### [What is needed]
Return all of the data exactly, with nothing left out but the pictures.

### [Extracted entries]
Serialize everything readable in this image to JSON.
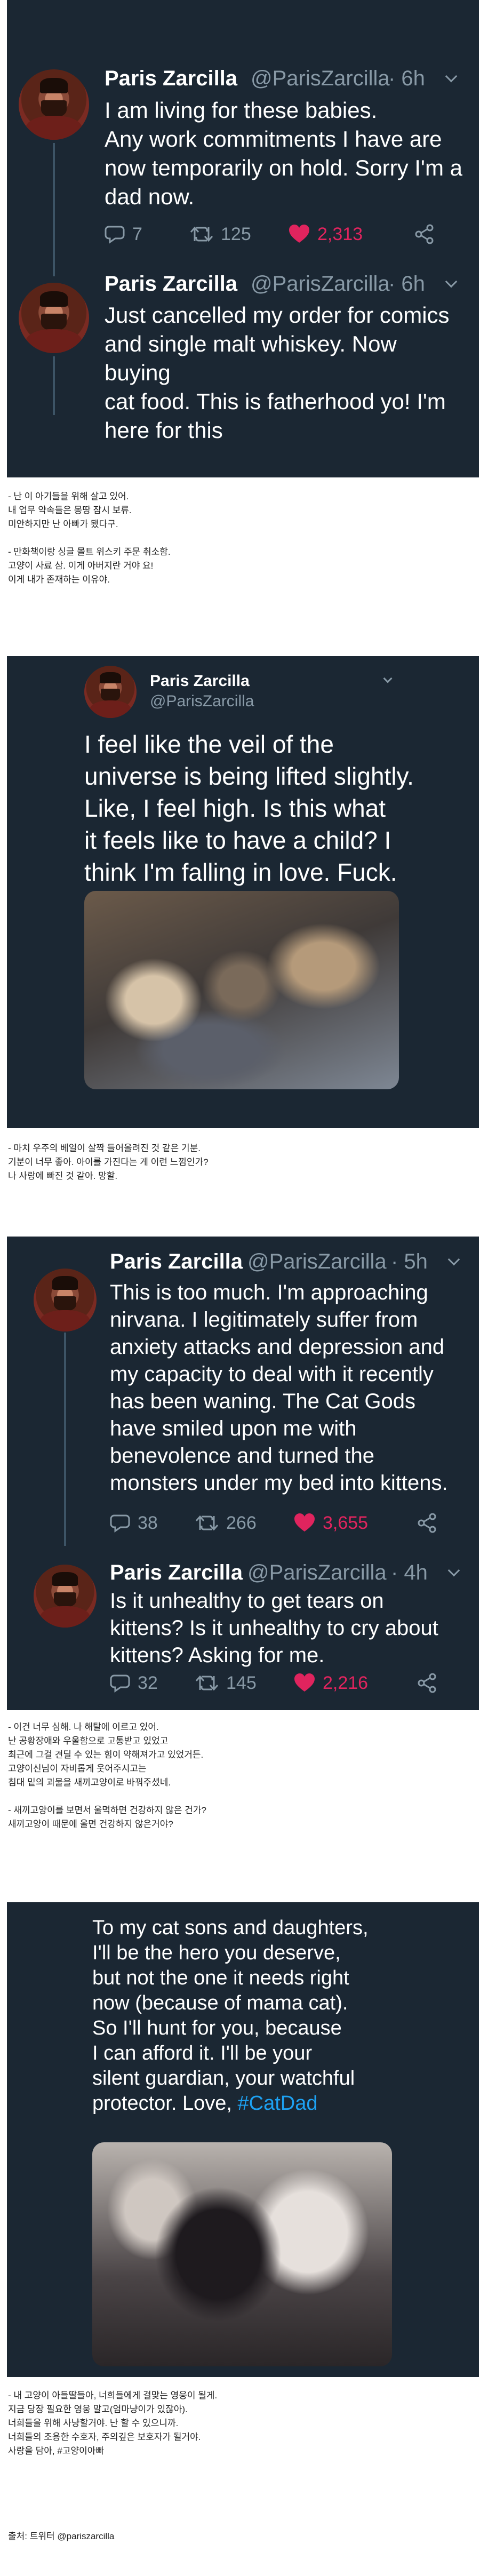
{
  "author": {
    "name": "Paris Zarcilla",
    "handle": "@ParisZarcilla"
  },
  "block1": {
    "tweets": [
      {
        "time": "· 6h",
        "text": "I am living for these babies.\nAny work commitments I have are\nnow temporarily on hold. Sorry I'm a\ndad now.",
        "replies": "7",
        "retweets": "125",
        "likes": "2,313"
      },
      {
        "time": "· 6h",
        "text": "Just cancelled my order for comics\nand single malt whiskey. Now buying\ncat food. This is fatherhood yo! I'm\nhere for this"
      }
    ]
  },
  "caption1": "- 난 이 아기들을 위해 살고 있어.\n내 업무 약속들은 몽땅 잠시 보류.\n미안하지만 난 아빠가 됐다구.\n\n- 만화책이랑 싱글 몰트 위스키 주문 취소함.\n고양이 사료 삼. 이게 아버지란 거야 요!\n이게 내가 존재하는 이유야.",
  "block2": {
    "text": "I feel like the veil of the\nuniverse is being lifted slightly.\nLike, I feel high. Is this what\nit feels like to have a child? I\nthink I'm falling in love. Fuck.",
    "photo_alt": "kittens sleeping together"
  },
  "caption2": "- 마치 우주의 베일이 살짝 들어올려진 것 같은 기분.\n기분이 너무 좋아. 아이를 가진다는 게 이런 느낌인가?\n나 사랑에 빠진 것 같아. 망할.",
  "block3": {
    "tweets": [
      {
        "time": "· 5h",
        "text": "This is too much. I'm approaching\nnirvana. I legitimately suffer from\nanxiety attacks and depression and\nmy capacity to deal with it recently\nhas been waning. The Cat Gods\nhave smiled upon me with\nbenevolence and turned the\nmonsters under my bed into kittens.",
        "replies": "38",
        "retweets": "266",
        "likes": "3,655"
      },
      {
        "time": "· 4h",
        "text": "Is it unhealthy to get tears on\nkittens? Is it unhealthy to cry about\nkittens? Asking for me.",
        "replies": "32",
        "retweets": "145",
        "likes": "2,216"
      }
    ]
  },
  "caption3": "- 이건 너무 심해. 나 해탈에 이르고 있어.\n난 공황장애와 우울함으로 고통받고 있었고\n최근에 그걸 견딜 수 있는 힘이 약해져가고 있었거든.\n고양이신님이 자비롭게 웃어주시고는\n침대 밑의 괴물을 새끼고양이로 바꿔주셨네.\n\n- 새끼고양이를 보면서 울먹하면 건강하지 않은 건가?\n새끼고양이 때문에 울면 건강하지 않은거야?",
  "block4": {
    "text": "To my cat sons and daughters,\nI'll be the hero you deserve,\nbut not the one it needs right\nnow (because of mama cat).\nSo I'll hunt for you, because\nI can afford it. I'll be your\nsilent guardian, your watchful\nprotector. Love, ",
    "hashtag": "#CatDad",
    "photo_alt": "newborn kittens"
  },
  "caption4": "- 내 고양이 아들딸들아, 너희들에게 걸맞는 영웅이 될게.\n지금 당장 필요한 영웅 말고(엄마냥이가 있잖아).\n너희들을 위해 사냥할거야. 난 할 수 있으니까.\n너희들의 조용한 수호자, 주의깊은 보호자가 될거야.\n사랑을 담아, #고양이아빠",
  "source": "출처: 트위터 @pariszarcilla",
  "colors": {
    "background": "#1b2733",
    "like": "#e0245e",
    "hashtag": "#1da1f2",
    "muted": "#8899a6"
  }
}
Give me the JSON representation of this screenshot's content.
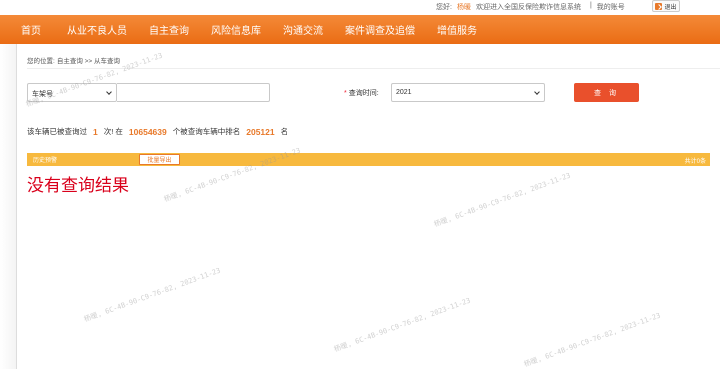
{
  "topbar": {
    "greeting": "您好:",
    "username": "杨暖",
    "welcome": "欢迎进入全国反保险欺诈信息系统",
    "divider": "|",
    "my_account": "我的账号",
    "logout": "退出"
  },
  "nav": {
    "items": [
      "首页",
      "从业不良人员",
      "自主查询",
      "风险信息库",
      "沟通交流",
      "案件调查及追偿",
      "增值服务"
    ]
  },
  "breadcrumb": {
    "location_label": "您的位置:",
    "path": "自主查询 >> 从车查询"
  },
  "filter": {
    "field_type": "车架号",
    "field_value": "",
    "query_time_label": "查询时间:",
    "query_time_required": "*",
    "year": "2021",
    "search_button": "查 询"
  },
  "stats": {
    "prefix": "该车辆已被查询过",
    "times": "1",
    "mid1": "次! 在",
    "total_vehicles": "10654639",
    "mid2": "个被查询车辆中排名",
    "rank": "205121",
    "suffix": "名"
  },
  "results": {
    "title": "历史预警",
    "export_button": "批量导出",
    "total": "共计0条",
    "empty_message": "没有查询结果"
  },
  "watermark": {
    "text": "杨暖, 6C-4B-90-C9-76-82, 2023-11-23"
  },
  "colors": {
    "nav_orange": "#ea6c14",
    "results_bar": "#f7b93e",
    "search_button": "#e9502c",
    "highlight_number": "#e8792a",
    "empty_message": "#d9001b"
  }
}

### [Solution to this exercise]
Serialize everything readable in this image to JSON.
{
  "author": {
    "name": "Paris Zarcilla",
    "handle": "@ParisZarcilla"
  },
  "block1": {
    "tweets": [
      {
        "time": "· 6h",
        "text": "I am living for these babies.\nAny work commitments I have are\nnow temporarily on hold. Sorry I'm a\ndad now.",
        "replies": "7",
        "retweets": "125",
        "likes": "2,313"
      },
      {
        "time": "· 6h",
        "text": "Just cancelled my order for comics\nand single malt whiskey. Now buying\ncat food. This is fatherhood yo! I'm\nhere for this"
      }
    ]
  },
  "caption1": "- 난 이 아기들을 위해 살고 있어.\n내 업무 약속들은 몽땅 잠시 보류.\n미안하지만 난 아빠가 됐다구.\n\n- 만화책이랑 싱글 몰트 위스키 주문 취소함.\n고양이 사료 삼. 이게 아버지란 거야 요!\n이게 내가 존재하는 이유야.",
  "block2": {
    "text": "I feel like the veil of the\nuniverse is being lifted slightly.\nLike, I feel high. Is this what\nit feels like to have a child? I\nthink I'm falling in love. Fuck.",
    "photo_alt": "kittens sleeping together"
  },
  "caption2": "- 마치 우주의 베일이 살짝 들어올려진 것 같은 기분.\n기분이 너무 좋아. 아이를 가진다는 게 이런 느낌인가?\n나 사랑에 빠진 것 같아. 망할.",
  "block3": {
    "tweets": [
      {
        "time": "· 5h",
        "text": "This is too much. I'm approaching\nnirvana. I legitimately suffer from\nanxiety attacks and depression and\nmy capacity to deal with it recently\nhas been waning. The Cat Gods\nhave smiled upon me with\nbenevolence and turned the\nmonsters under my bed into kittens.",
        "replies": "38",
        "retweets": "266",
        "likes": "3,655"
      },
      {
        "time": "· 4h",
        "text": "Is it unhealthy to get tears on\nkittens? Is it unhealthy to cry about\nkittens? Asking for me.",
        "replies": "32",
        "retweets": "145",
        "likes": "2,216"
      }
    ]
  },
  "caption3": "- 이건 너무 심해. 나 해탈에 이르고 있어.\n난 공황장애와 우울함으로 고통받고 있었고\n최근에 그걸 견딜 수 있는 힘이 약해져가고 있었거든.\n고양이신님이 자비롭게 웃어주시고는\n침대 밑의 괴물을 새끼고양이로 바꿔주셨네.\n\n- 새끼고양이를 보면서 울먹하면 건강하지 않은 건가?\n새끼고양이 때문에 울면 건강하지 않은거야?",
  "block4": {
    "text": "To my cat sons and daughters,\nI'll be the hero you deserve,\nbut not the one it needs right\nnow (because of mama cat).\nSo I'll hunt for you, because\nI can afford it. I'll be your\nsilent guardian, your watchful\nprotector. Love, ",
    "hashtag": "#CatDad",
    "photo_alt": "newborn kittens"
  },
  "caption4": "- 내 고양이 아들딸들아, 너희들에게 걸맞는 영웅이 될게.\n지금 당장 필요한 영웅 말고(엄마냥이가 있잖아).\n너희들을 위해 사냥할거야. 난 할 수 있으니까.\n너희들의 조용한 수호자, 주의깊은 보호자가 될거야.\n사랑을 담아, #고양이아빠",
  "source": "출처: 트위터 @pariszarcilla",
  "colors": {
    "background": "#1b2733",
    "like": "#e0245e",
    "hashtag": "#1da1f2",
    "muted": "#8899a6"
  }
}
Give me the JSON representation of this screenshot's content.
{
  "topbar": {
    "greeting": "您好:",
    "username": "杨暖",
    "welcome": "欢迎进入全国反保险欺诈信息系统",
    "divider": "|",
    "my_account": "我的账号",
    "logout": "退出"
  },
  "nav": {
    "items": [
      "首页",
      "从业不良人员",
      "自主查询",
      "风险信息库",
      "沟通交流",
      "案件调查及追偿",
      "增值服务"
    ]
  },
  "breadcrumb": {
    "location_label": "您的位置:",
    "path": "自主查询 >> 从车查询"
  },
  "filter": {
    "field_type": "车架号",
    "field_value": "",
    "query_time_label": "查询时间:",
    "query_time_required": "*",
    "year": "2021",
    "search_button": "查 询"
  },
  "stats": {
    "prefix": "该车辆已被查询过",
    "times": "1",
    "mid1": "次! 在",
    "total_vehicles": "10654639",
    "mid2": "个被查询车辆中排名",
    "rank": "205121",
    "suffix": "名"
  },
  "results": {
    "title": "历史预警",
    "export_button": "批量导出",
    "total": "共计0条",
    "empty_message": "没有查询结果"
  },
  "watermark": {
    "text": "杨暖, 6C-4B-90-C9-76-82, 2023-11-23"
  },
  "colors": {
    "nav_orange": "#ea6c14",
    "results_bar": "#f7b93e",
    "search_button": "#e9502c",
    "highlight_number": "#e8792a",
    "empty_message": "#d9001b"
  }
}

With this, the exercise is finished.